‘Just leave it man. You’re dreaming again,’ said Shad, whose idea of a night’s relief, unlike Dan and Ty, did not involve a fight. There was always, with Dan, this desire to guard the honour of the group. To speak for them. Last night’s liquor sloshed and gurgled in their bellies as the three of them, sensing what was to come, feigned deliberation. Shad reached again for Dan’s arm. Touch might slow him down, pull him back from the jaws of the proverbial big cat reflected in Dan’s eyes. 

‘You don’t just blow kisses at ohs though,’ said Ty, twice.

‘Right,’ said Dan, or at least it sounded like, “Right.” Nine double Bols Blues had stunted Dan’s already sub-par diction, but eight trips to the toilet cubicle had brought the worst parts of it back, so that what came out of his mouth now was unadulterated thought; unfiltered by that mesh of reason found in a frontal lobe which had been repeatedly shaken by the cocktail of cocaethylene governing the voice in Dan’s head. Words were just sounds to Dan now, stripped of any semiotic value they may have once had, indecipherable blurs. Just strange, indeterminate noises that moved in and out without time or reference, adding background music to the running smash-up about to ensue. 

‘You just don’t blow kisses at ohs though,’ said Ty again. The tattooed words 'Only God Can Judge' Me splayed on Dan’s back became visible. Shad wanted to lean forward and touch him, to put one hand on Dan’s shoulder, look him in the eyes and say, “Stop it.” Shad wanted to do this, but he couldn’t, so he didn’t. And then: 

‘Here we go.’
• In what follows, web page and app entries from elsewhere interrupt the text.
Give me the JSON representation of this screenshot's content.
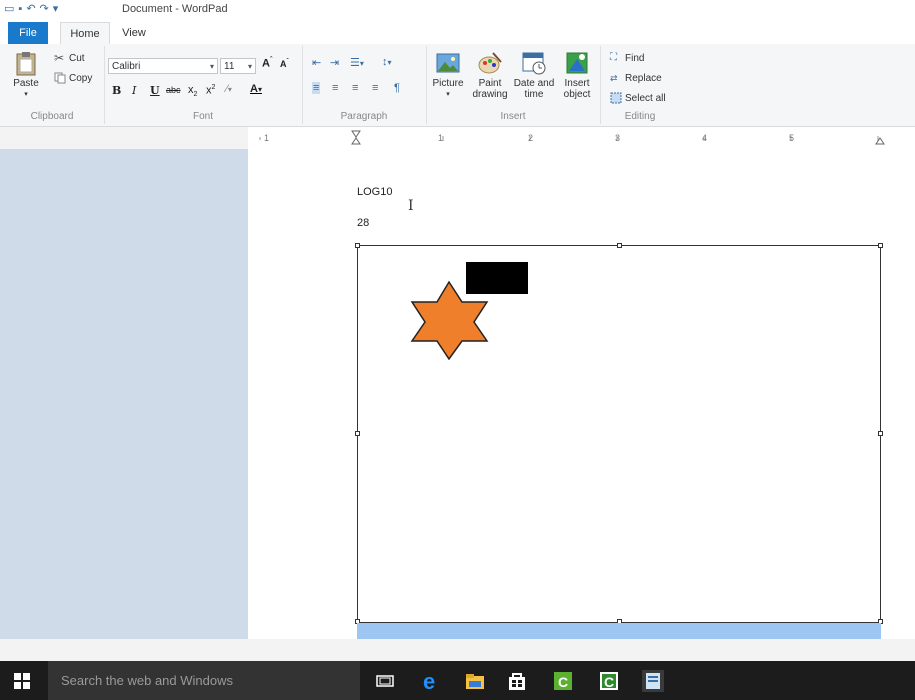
{
  "window": {
    "title": "Document - WordPad"
  },
  "tabs": [
    {
      "label": "File"
    },
    {
      "label": "Home"
    },
    {
      "label": "View"
    }
  ],
  "ribbon": {
    "clipboard": {
      "label": "Clipboard",
      "paste": "Paste",
      "cut": "Cut",
      "copy": "Copy"
    },
    "font": {
      "label": "Font",
      "family": "Calibri",
      "size": "11"
    },
    "paragraph": {
      "label": "Paragraph"
    },
    "insert": {
      "label": "Insert",
      "picture": "Picture",
      "paint_drawing": [
        "Paint",
        "drawing"
      ],
      "date_time": [
        "Date and",
        "time"
      ],
      "insert_object": [
        "Insert",
        "object"
      ]
    },
    "editing": {
      "label": "Editing",
      "find": "Find",
      "replace": "Replace",
      "select_all": "Select all"
    }
  },
  "document": {
    "line1": "LOG10",
    "line2": "28"
  },
  "taskbar": {
    "search_placeholder": "Search the web and Windows"
  },
  "colors": {
    "file_tab": "#1979ca",
    "star_fill": "#f07f2c",
    "workarea": "#cfdbe9",
    "taskbar": "#1c1c1c"
  }
}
Everyone had said the shot was an absolute Howler—a Big Dip, a Bullseye. Constable Siphiwe Okunye turned his head at the sound, mockcharged a bit and leant on Vincent Dibble’s shoulder when he saw the mess it had made. Three AM and the palm trees wept rain, soaking the promenade below, spurred by a violent onshore wind that, in an hour or two, would have surfers up and down the coast cursing their ceilings while barometers played the fool on their walls. Stragglers and strandloopers, carrying eons of cumulative Durban tan on their leathery backs, hid from the storm, mollusc-like, in the cracks and fissures that scarred the Art Deco masterpieces of yesteryear. Hard-shelled membranes, earned over countless hungry days in the Durban sun, buried these coastal-homeless in the night. Their living was paid in skin and the detritus of once used ice-cream wrappers, which the rain swept over the promenade into gurgling drains. It gave them a unique camouflage amid the lazy half-darkness of the morning, concealing all but their eyes from the storm that raged around them. There was heat there, so much heat, but a different kind. It oozed out of the sand like a burp, infused inauspiciously with the sea air as if it thought no one was watching. A heat that made you sweat the kind of sweat you only smelt there at the end of North Beach Pier, Durban. The carpark that Daniel’s body lay in, seeping crimson into the rising storm water, stank of it.


They went there to remember, and they went there to forget: The Usual Crowd. They went there every Saturday. They went there to remember, and they went there to forget, until they couldn’t remember what they’d forgotten, struggled to forget what they needed to remember, and just danced. They went there to pretend to be people they would eventually become, and when they had they would reproach themselves in the company of friends while asking, ‘Oat milk in your rooibos?’ on bigger verandas further up the coast. That would happen, eventually. 

The night Dan was shot, they’d swayed themselves down Jimmy’s stairs, they’d howled in misshapen queues for hot-dogs, they’d sung slurred words to lyricless songs with no melody. The smell of fried onions wafted up over the promenade and merged with the heat and the sea air and all that was left was the flick-clap of flip-flops slapping their alabaster heels as the drunken orchestra of the mid-December morning wound down, coaxing the coastal homeless out of their shells.


Daniel’s body lay there, stoksielaleen, while all around it people screamed this and that, as if they knew the point. Practically apocalyptic, until Dan had opened an eye. 

Daniel in The Lion's Den